THE TASK:
The records below are to be repeated exactly, minus any pictures.

==== PROVIDED ENTRIES ====

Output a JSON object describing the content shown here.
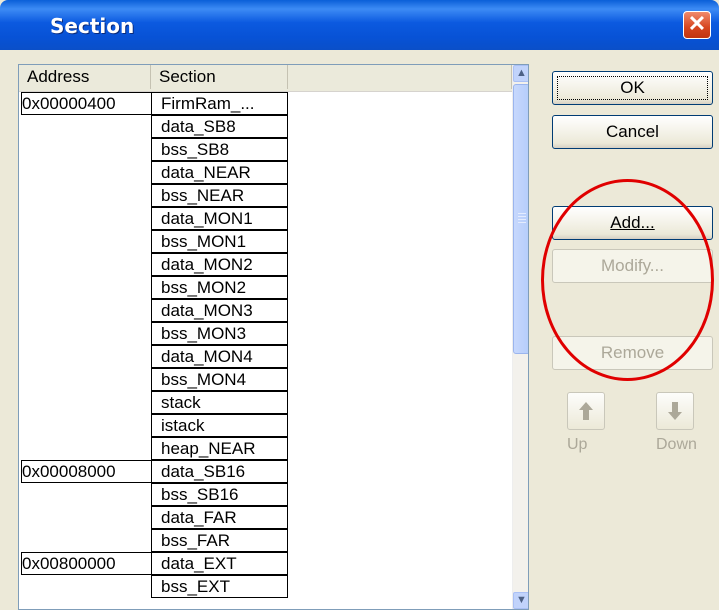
{
  "window": {
    "title": "Section",
    "close_glyph": "✕"
  },
  "list": {
    "columns": [
      "Address",
      "Section"
    ],
    "rows": [
      {
        "address": "0x00000400",
        "section": "FirmRam_..."
      },
      {
        "address": "",
        "section": "data_SB8"
      },
      {
        "address": "",
        "section": "bss_SB8"
      },
      {
        "address": "",
        "section": "data_NEAR"
      },
      {
        "address": "",
        "section": "bss_NEAR"
      },
      {
        "address": "",
        "section": "data_MON1"
      },
      {
        "address": "",
        "section": "bss_MON1"
      },
      {
        "address": "",
        "section": "data_MON2"
      },
      {
        "address": "",
        "section": "bss_MON2"
      },
      {
        "address": "",
        "section": "data_MON3"
      },
      {
        "address": "",
        "section": "bss_MON3"
      },
      {
        "address": "",
        "section": "data_MON4"
      },
      {
        "address": "",
        "section": "bss_MON4"
      },
      {
        "address": "",
        "section": "stack"
      },
      {
        "address": "",
        "section": "istack"
      },
      {
        "address": "",
        "section": "heap_NEAR"
      },
      {
        "address": "0x00008000",
        "section": "data_SB16"
      },
      {
        "address": "",
        "section": "bss_SB16"
      },
      {
        "address": "",
        "section": "data_FAR"
      },
      {
        "address": "",
        "section": "bss_FAR"
      },
      {
        "address": "0x00800000",
        "section": "data_EXT"
      },
      {
        "address": "",
        "section": "bss_EXT"
      }
    ],
    "scroll_up_glyph": "▲",
    "scroll_down_glyph": "▼"
  },
  "buttons": {
    "ok": "OK",
    "cancel": "Cancel",
    "add": "Add...",
    "modify": "Modify...",
    "remove": "Remove",
    "up": "Up",
    "down": "Down"
  },
  "icons": {
    "up": "up-arrow-icon",
    "down": "down-arrow-icon",
    "close": "close-icon"
  },
  "colors": {
    "title_bar": "#0a5fd8",
    "annotation_ring": "#e00000",
    "dialog_bg": "#ece9d8"
  }
}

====

ANSWER AREA:
Output a JSON object describing the content shown here.
{
  "window": {
    "title": "Section",
    "close_glyph": "✕"
  },
  "list": {
    "columns": [
      "Address",
      "Section"
    ],
    "rows": [
      {
        "address": "0x00000400",
        "section": "FirmRam_..."
      },
      {
        "address": "",
        "section": "data_SB8"
      },
      {
        "address": "",
        "section": "bss_SB8"
      },
      {
        "address": "",
        "section": "data_NEAR"
      },
      {
        "address": "",
        "section": "bss_NEAR"
      },
      {
        "address": "",
        "section": "data_MON1"
      },
      {
        "address": "",
        "section": "bss_MON1"
      },
      {
        "address": "",
        "section": "data_MON2"
      },
      {
        "address": "",
        "section": "bss_MON2"
      },
      {
        "address": "",
        "section": "data_MON3"
      },
      {
        "address": "",
        "section": "bss_MON3"
      },
      {
        "address": "",
        "section": "data_MON4"
      },
      {
        "address": "",
        "section": "bss_MON4"
      },
      {
        "address": "",
        "section": "stack"
      },
      {
        "address": "",
        "section": "istack"
      },
      {
        "address": "",
        "section": "heap_NEAR"
      },
      {
        "address": "0x00008000",
        "section": "data_SB16"
      },
      {
        "address": "",
        "section": "bss_SB16"
      },
      {
        "address": "",
        "section": "data_FAR"
      },
      {
        "address": "",
        "section": "bss_FAR"
      },
      {
        "address": "0x00800000",
        "section": "data_EXT"
      },
      {
        "address": "",
        "section": "bss_EXT"
      }
    ],
    "scroll_up_glyph": "▲",
    "scroll_down_glyph": "▼"
  },
  "buttons": {
    "ok": "OK",
    "cancel": "Cancel",
    "add": "Add...",
    "modify": "Modify...",
    "remove": "Remove",
    "up": "Up",
    "down": "Down"
  },
  "icons": {
    "up": "up-arrow-icon",
    "down": "down-arrow-icon",
    "close": "close-icon"
  },
  "colors": {
    "title_bar": "#0a5fd8",
    "annotation_ring": "#e00000",
    "dialog_bg": "#ece9d8"
  }
}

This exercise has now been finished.